Research Highlights

Thyroxine sensor

doi:10.1038/nindia.2010.150 Published online 29 October 2010

Researchers have designed a sensor that could be used to measure levels of thyroxine, an essential hormone found in humans. The sensor could be useful for patients suffering from thyroxine-related disorders.

Thyroxine is produced in the thyroid gland, and exists in two forms. It is used for the treatment of thyroid gland-related disorders and sustains the functions of the nervous and cardiovascular systems.

Existing thyroxine sensors require tedious preparation and lack long-term stability. To devise a suitable alternative, the researchers designed a molecularly imprinted polymer sensor by assembling polymeric films layer-by-layer on a functionalized silver surface.

They tested the sensor's efficacy on water, human blood serum and pharmaceuticals. When a current was passed through each sample, the sensor was able to detect extremely small amounts of thyroxine.

The researchers found that a single electrode could be used for as many as 120 consecutive runs, with quantitative recoveries, after regeneration through template retrieval. The binding between analyte and the sensor was found to typically involve hydrogen bonding interactions.

The proposed technique can be used for clinical assay in the serum of patients suffering from different thyroid diseases, say the researchers.


References
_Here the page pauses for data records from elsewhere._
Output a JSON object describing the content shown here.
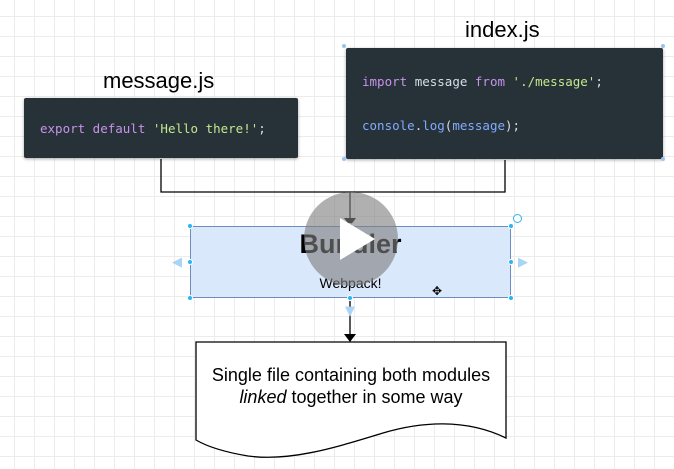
{
  "files": {
    "message": {
      "title": "message.js",
      "code": {
        "kw": "export default",
        "str": "'Hello there!'",
        "end": ";"
      }
    },
    "index": {
      "title": "index.js",
      "line1": {
        "kw1": "import",
        "id": "message",
        "kw2": "from",
        "str": "'./message'",
        "end": ";"
      },
      "line2": {
        "obj": "console",
        "dot": ".",
        "fn": "log",
        "open": "(",
        "arg": "message",
        "close": ");"
      }
    }
  },
  "bundler": {
    "title": "Bundler",
    "subtitle": "Webpack!"
  },
  "output": {
    "line1": "Single file containing both modules",
    "emphasis": "linked",
    "rest": " together in some way"
  },
  "icons": {
    "play": "play-icon",
    "rotate": "rotate-handle-icon",
    "move": "move-cursor-icon"
  },
  "colors": {
    "code_bg": "#263238",
    "keyword": "#c792ea",
    "string": "#c3e88d",
    "function": "#82aaff",
    "identifier": "#d8dee9",
    "bundler_fill": "#dae8fc",
    "bundler_border": "#6c8ebf",
    "selection_handle": "#29b6f2",
    "connector": "#000000"
  }
}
  1. Prasad, B. B. et al. Layer-by-layer assembled molecularly imprinted polymer modified silver electrode for enantioselective detection of d- and l-thyroxine. Anal. Chim. Acta. 681, 16-26 (2010) | Article